- _EXERCISE DETAILS_
Your task is to copy each line of the records that includes the string "name".

[Stored items from a collection]
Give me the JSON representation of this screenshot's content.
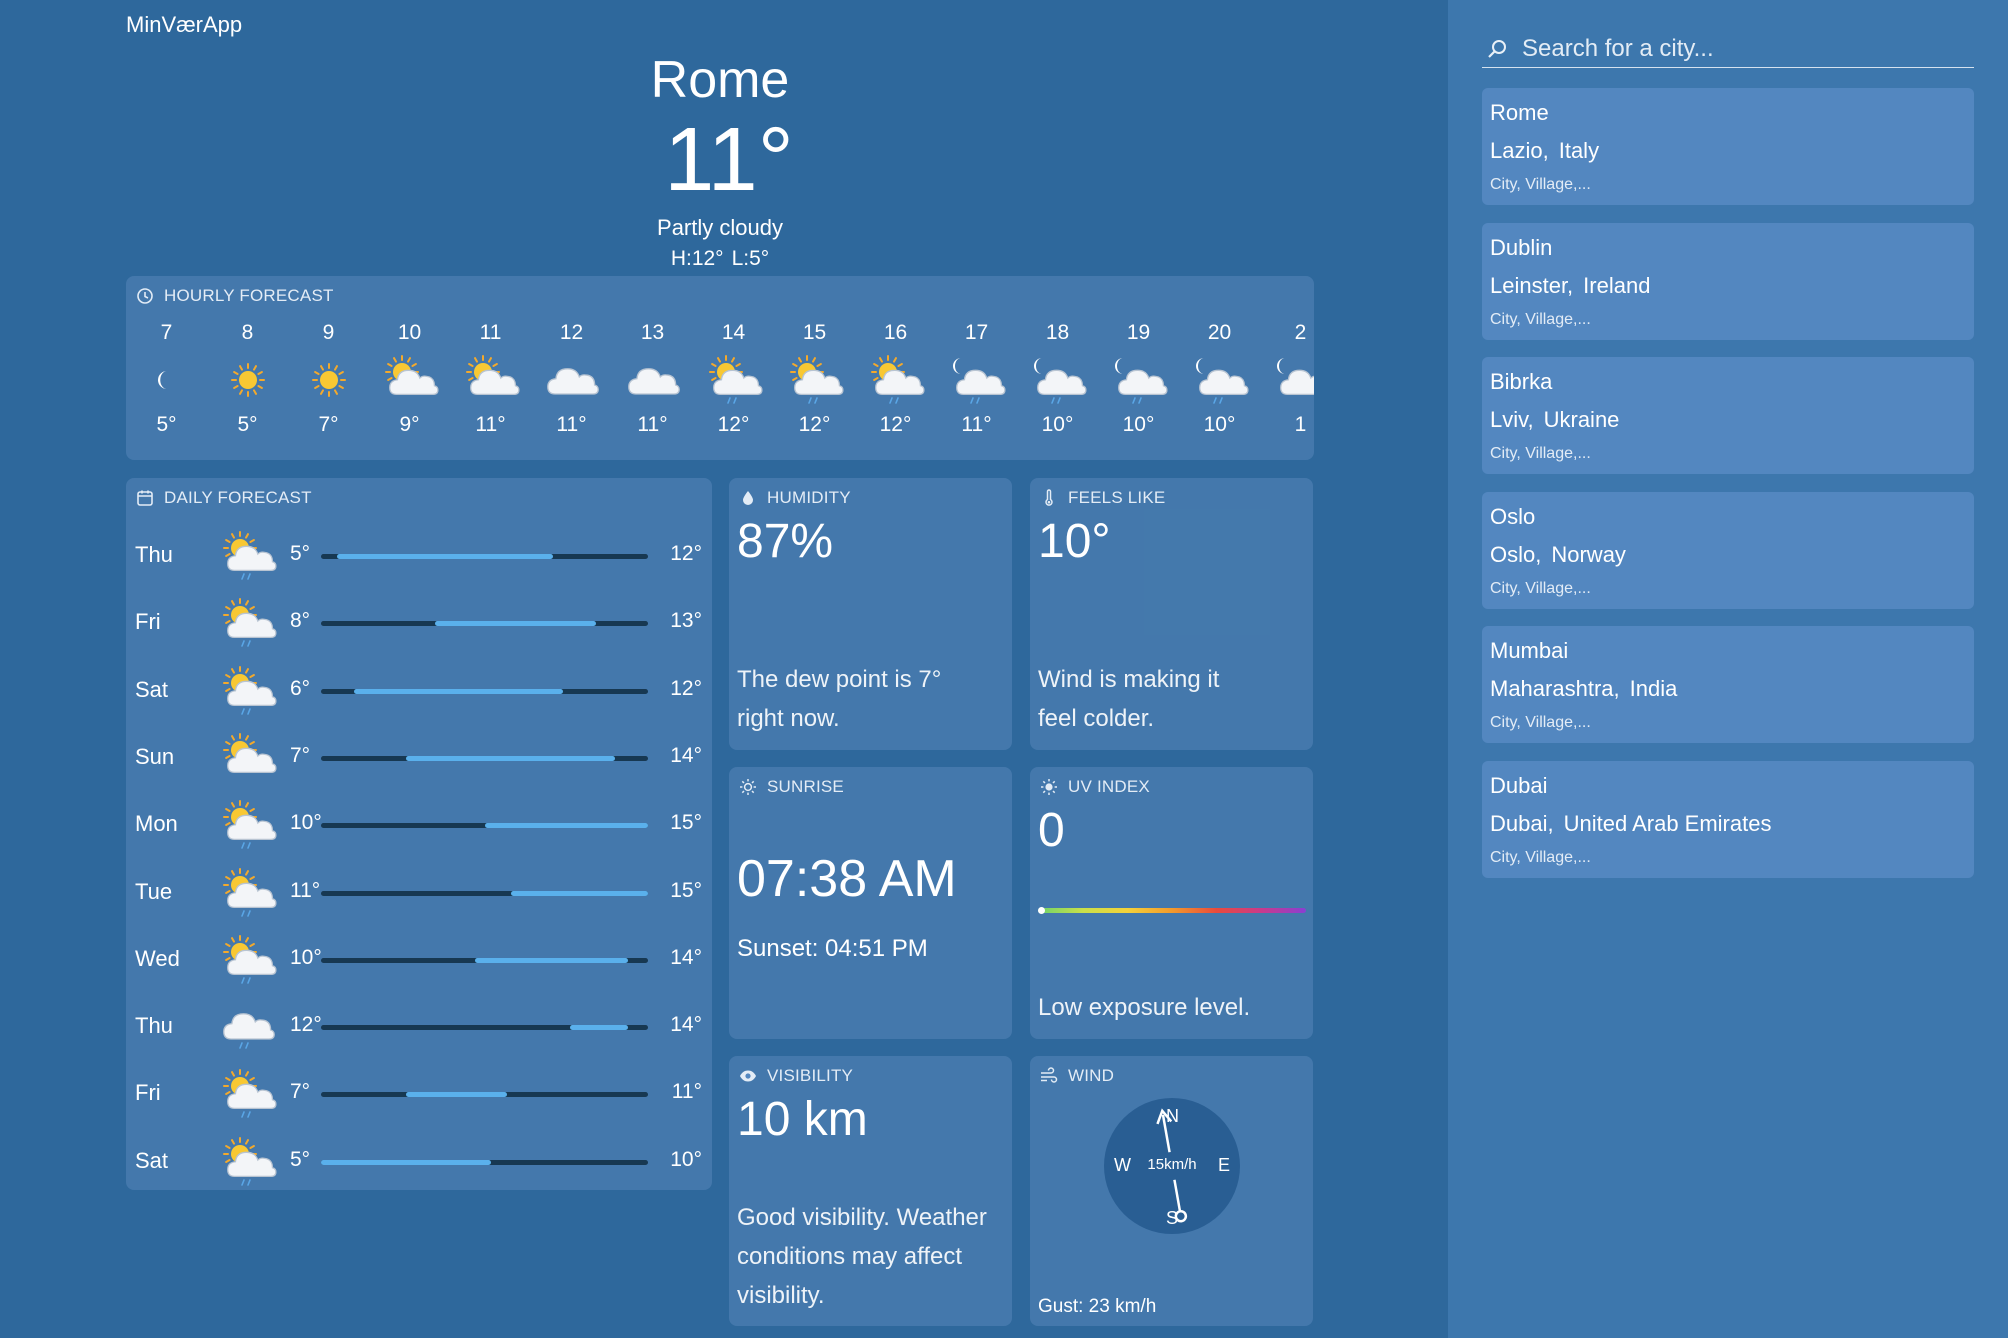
{
  "app": {
    "title": "MinVærApp"
  },
  "current": {
    "city": "Rome",
    "temp": "11°",
    "condition": "Partly cloudy",
    "high": "H:12°",
    "low": "L:5°"
  },
  "hourly": {
    "header": "HOURLY FORECAST",
    "icon": "clock-icon",
    "items": [
      {
        "hour": "7",
        "temp": "5°",
        "icon": "moon"
      },
      {
        "hour": "8",
        "temp": "5°",
        "icon": "sun"
      },
      {
        "hour": "9",
        "temp": "7°",
        "icon": "sun"
      },
      {
        "hour": "10",
        "temp": "9°",
        "icon": "sun-cloud"
      },
      {
        "hour": "11",
        "temp": "11°",
        "icon": "sun-cloud"
      },
      {
        "hour": "12",
        "temp": "11°",
        "icon": "cloud"
      },
      {
        "hour": "13",
        "temp": "11°",
        "icon": "cloud"
      },
      {
        "hour": "14",
        "temp": "12°",
        "icon": "sun-cloud-rain"
      },
      {
        "hour": "15",
        "temp": "12°",
        "icon": "sun-cloud-rain"
      },
      {
        "hour": "16",
        "temp": "12°",
        "icon": "sun-cloud-rain"
      },
      {
        "hour": "17",
        "temp": "11°",
        "icon": "moon-cloud-rain"
      },
      {
        "hour": "18",
        "temp": "10°",
        "icon": "moon-cloud-rain"
      },
      {
        "hour": "19",
        "temp": "10°",
        "icon": "moon-cloud-rain"
      },
      {
        "hour": "20",
        "temp": "10°",
        "icon": "moon-cloud-rain"
      },
      {
        "hour": "2",
        "temp": "1",
        "icon": "moon-cloud"
      }
    ]
  },
  "daily": {
    "header": "DAILY FORECAST",
    "icon": "calendar-icon",
    "range_color": "#5ab0ec",
    "track_color": "#173852",
    "items": [
      {
        "day": "Thu",
        "low": "5°",
        "high": "12°",
        "icon": "sun-cloud-rain",
        "range_start": 0.05,
        "range_end": 0.71
      },
      {
        "day": "Fri",
        "low": "8°",
        "high": "13°",
        "icon": "sun-cloud-rain",
        "range_start": 0.35,
        "range_end": 0.84
      },
      {
        "day": "Sat",
        "low": "6°",
        "high": "12°",
        "icon": "sun-cloud-rain",
        "range_start": 0.1,
        "range_end": 0.74
      },
      {
        "day": "Sun",
        "low": "7°",
        "high": "14°",
        "icon": "sun-cloud",
        "range_start": 0.26,
        "range_end": 0.9
      },
      {
        "day": "Mon",
        "low": "10°",
        "high": "15°",
        "icon": "sun-cloud-rain",
        "range_start": 0.5,
        "range_end": 1.0
      },
      {
        "day": "Tue",
        "low": "11°",
        "high": "15°",
        "icon": "sun-cloud-rain",
        "range_start": 0.58,
        "range_end": 1.0
      },
      {
        "day": "Wed",
        "low": "10°",
        "high": "14°",
        "icon": "sun-cloud-rain",
        "range_start": 0.47,
        "range_end": 0.94
      },
      {
        "day": "Thu",
        "low": "12°",
        "high": "14°",
        "icon": "cloud-rain",
        "range_start": 0.76,
        "range_end": 0.94
      },
      {
        "day": "Fri",
        "low": "7°",
        "high": "11°",
        "icon": "sun-cloud-rain",
        "range_start": 0.26,
        "range_end": 0.57
      },
      {
        "day": "Sat",
        "low": "5°",
        "high": "10°",
        "icon": "sun-cloud-rain",
        "range_start": 0.0,
        "range_end": 0.52
      }
    ]
  },
  "humidity": {
    "header": "HUMIDITY",
    "value": "87%",
    "desc1": "The dew point is 7°",
    "desc2": "right now."
  },
  "feels_like": {
    "header": "FEELS LIKE",
    "value": "10°",
    "desc1": "Wind is making it",
    "desc2": "feel colder."
  },
  "sunrise": {
    "header": "SUNRISE",
    "time": "07:38 AM",
    "sunset": "Sunset: 04:51 PM"
  },
  "uv": {
    "header": "UV INDEX",
    "value": "0",
    "level": 0,
    "desc": "Low exposure level."
  },
  "visibility": {
    "header": "VISIBILITY",
    "value": "10 km",
    "desc1": "Good visibility. Weather",
    "desc2": "conditions may affect",
    "desc3": "visibility."
  },
  "wind": {
    "header": "WIND",
    "n": "N",
    "s": "S",
    "w": "W",
    "e": "E",
    "speed": "15km/h",
    "gust": "Gust: 23 km/h",
    "direction_deg": 350
  },
  "search": {
    "placeholder": "Search for a city..."
  },
  "cities": [
    {
      "name": "Rome",
      "region": "Lazio,",
      "country": "Italy",
      "type": "City, Village,..."
    },
    {
      "name": "Dublin",
      "region": "Leinster,",
      "country": "Ireland",
      "type": "City, Village,..."
    },
    {
      "name": "Bibrka",
      "region": "Lviv,",
      "country": "Ukraine",
      "type": "City, Village,..."
    },
    {
      "name": "Oslo",
      "region": "Oslo,",
      "country": "Norway",
      "type": "City, Village,..."
    },
    {
      "name": "Mumbai",
      "region": "Maharashtra,",
      "country": "India",
      "type": "City, Village,..."
    },
    {
      "name": "Dubai",
      "region": "Dubai,",
      "country": "United Arab Emirates",
      "type": "City, Village,..."
    }
  ]
}
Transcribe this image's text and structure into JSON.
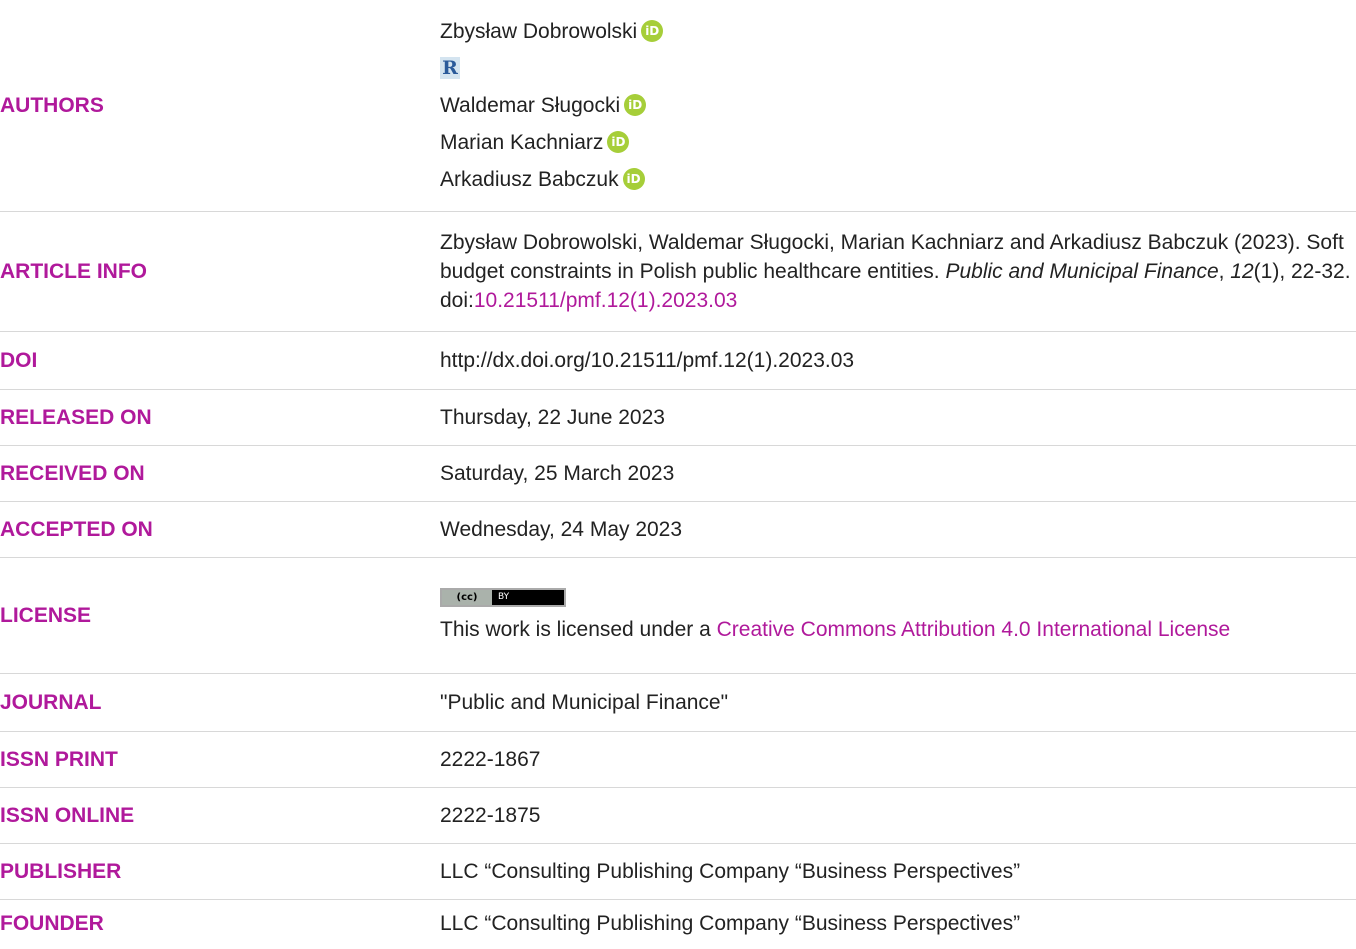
{
  "labels": {
    "authors": "AUTHORS",
    "article_info": "ARTICLE INFO",
    "doi": "DOI",
    "released_on": "RELEASED ON",
    "received_on": "RECEIVED ON",
    "accepted_on": "ACCEPTED ON",
    "license": "LICENSE",
    "journal": "JOURNAL",
    "issn_print": "ISSN PRINT",
    "issn_online": "ISSN ONLINE",
    "publisher": "PUBLISHER",
    "founder": "FOUNDER"
  },
  "authors": [
    {
      "name": "Zbysław Dobrowolski",
      "icon": "orcid-icon"
    },
    {
      "name": "Waldemar Sługocki",
      "icon": "orcid-icon"
    },
    {
      "name": "Marian Kachniarz",
      "icon": "orcid-icon"
    },
    {
      "name": "Arkadiusz Babczuk",
      "icon": "orcid-icon"
    }
  ],
  "researcherid_badge": "R",
  "orcid_glyph": "iD",
  "article_info": {
    "authors_year": "Zbysław Dobrowolski, Waldemar Sługocki, Marian Kachniarz and Arkadiusz Babczuk (2023). Soft budget constraints in Polish public healthcare entities. ",
    "journal_italic": "Public and Municipal Finance",
    "sep1": ", ",
    "volume_italic": "12",
    "issue_pages": "(1), 22-32. doi:",
    "doi_link": "10.21511/pmf.12(1).2023.03"
  },
  "doi": "http://dx.doi.org/10.21511/pmf.12(1).2023.03",
  "released_on": "Thursday, 22 June 2023",
  "received_on": "Saturday, 25 March 2023",
  "accepted_on": "Wednesday, 24 May 2023",
  "license": {
    "badge_cc": "cc",
    "badge_by": "BY",
    "text": "This work is licensed under a ",
    "link": "Creative Commons Attribution 4.0 International License"
  },
  "journal": "\"Public and Municipal Finance\"",
  "issn_print": "2222-1867",
  "issn_online": "2222-1875",
  "publisher": "LLC “Consulting Publishing Company “Business Perspectives”",
  "founder": "LLC “Consulting Publishing Company “Business Perspectives”",
  "colors": {
    "label": "#b0199b",
    "link": "#b0199b",
    "text": "#222222",
    "divider": "#d8d8d8",
    "orcid": "#a6ce39"
  }
}
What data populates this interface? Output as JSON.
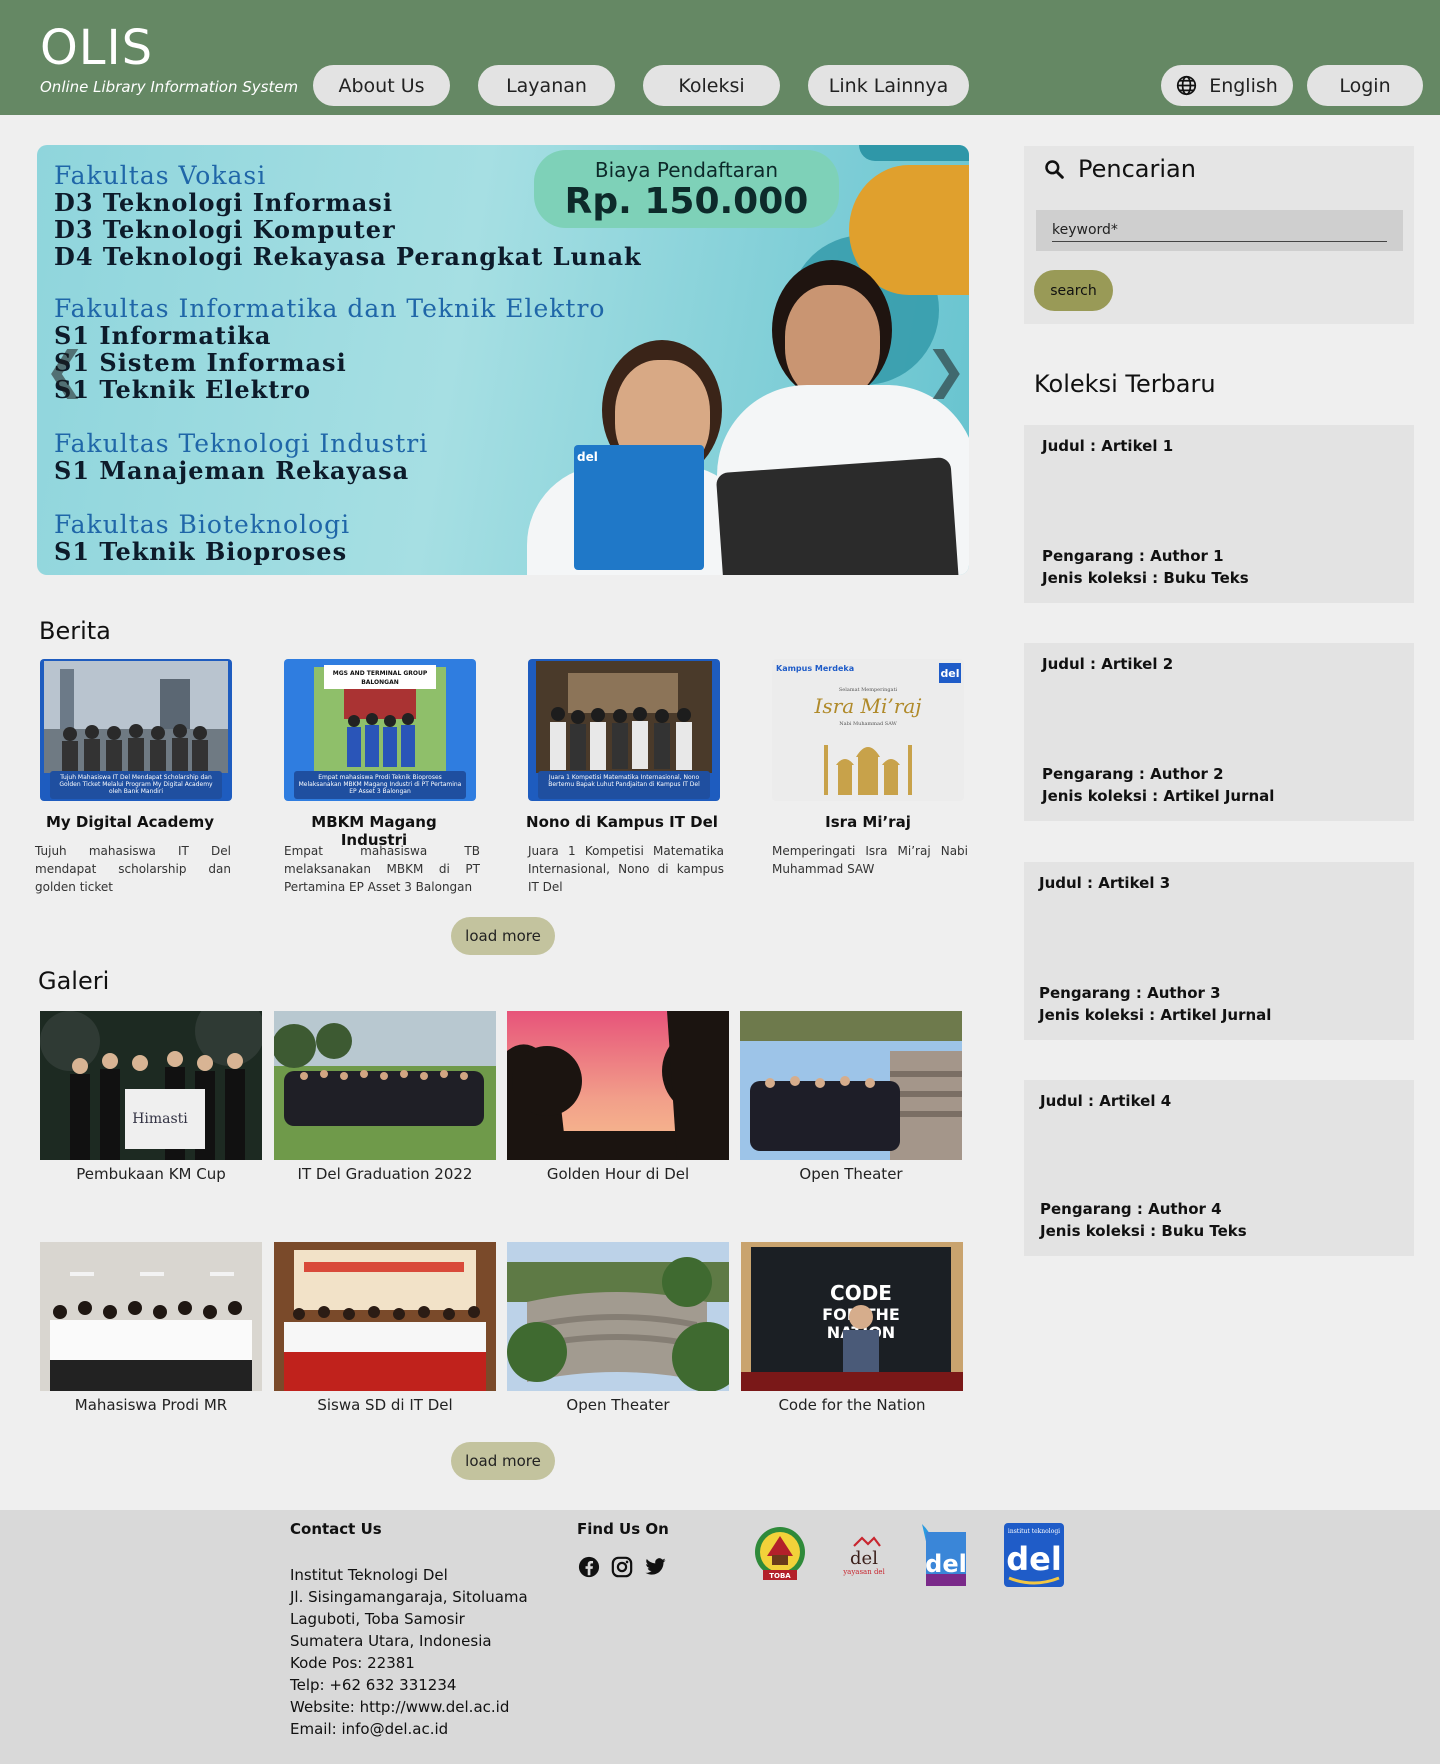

- _EXERCISE OUTPUT_
      "name": "Rome",
      "name": "Dublin",
      "name": "Bibrka",
      "name": "Oslo",
      "name": "Mumbai",
      "name": "Dubai",
      "name": "Zbysław Dobrowolski",
      "name": "Waldemar Sługocki",
      "name": "Marian Kachniarz",
      "name": "Arkadiusz Babczuk",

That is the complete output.